> _Extracted records_:
——

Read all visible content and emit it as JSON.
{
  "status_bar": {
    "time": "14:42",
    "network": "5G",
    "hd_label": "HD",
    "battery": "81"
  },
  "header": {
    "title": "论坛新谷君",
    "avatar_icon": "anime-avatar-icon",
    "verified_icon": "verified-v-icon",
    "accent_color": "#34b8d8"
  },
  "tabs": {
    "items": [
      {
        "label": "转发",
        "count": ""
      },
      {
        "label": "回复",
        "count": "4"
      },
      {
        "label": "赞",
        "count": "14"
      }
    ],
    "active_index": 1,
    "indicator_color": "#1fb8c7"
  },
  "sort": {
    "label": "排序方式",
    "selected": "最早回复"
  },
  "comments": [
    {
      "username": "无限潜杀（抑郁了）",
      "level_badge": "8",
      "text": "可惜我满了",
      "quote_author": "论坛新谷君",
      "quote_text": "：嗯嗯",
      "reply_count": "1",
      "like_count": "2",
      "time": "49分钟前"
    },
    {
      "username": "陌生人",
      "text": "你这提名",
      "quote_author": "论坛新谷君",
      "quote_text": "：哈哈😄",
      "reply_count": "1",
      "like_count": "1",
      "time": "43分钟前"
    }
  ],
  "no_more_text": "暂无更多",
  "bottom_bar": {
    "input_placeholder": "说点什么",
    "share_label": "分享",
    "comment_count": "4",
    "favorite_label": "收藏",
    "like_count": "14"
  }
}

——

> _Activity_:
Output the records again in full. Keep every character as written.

> _Result below_:
Read all visible content and emit it as JSON.
{
  "status_bar": {
    "time": "14:42",
    "network": "5G",
    "hd_label": "HD",
    "battery": "81"
  },
  "header": {
    "title": "论坛新谷君",
    "avatar_icon": "anime-avatar-icon",
    "verified_icon": "verified-v-icon",
    "accent_color": "#34b8d8"
  },
  "tabs": {
    "items": [
      {
        "label": "转发",
        "count": ""
      },
      {
        "label": "回复",
        "count": "4"
      },
      {
        "label": "赞",
        "count": "14"
      }
    ],
    "active_index": 1,
    "indicator_color": "#1fb8c7"
  },
  "sort": {
    "label": "排序方式",
    "selected": "最早回复"
  },
  "comments": [
    {
      "username": "无限潜杀（抑郁了）",
      "level_badge": "8",
      "text": "可惜我满了",
      "quote_author": "论坛新谷君",
      "quote_text": "：嗯嗯",
      "reply_count": "1",
      "like_count": "2",
      "time": "49分钟前"
    },
    {
      "username": "陌生人",
      "text": "你这提名",
      "quote_author": "论坛新谷君",
      "quote_text": "：哈哈😄",
      "reply_count": "1",
      "like_count": "1",
      "time": "43分钟前"
    }
  ],
  "no_more_text": "暂无更多",
  "bottom_bar": {
    "input_placeholder": "说点什么",
    "share_label": "分享",
    "comment_count": "4",
    "favorite_label": "收藏",
    "like_count": "14"
  }
}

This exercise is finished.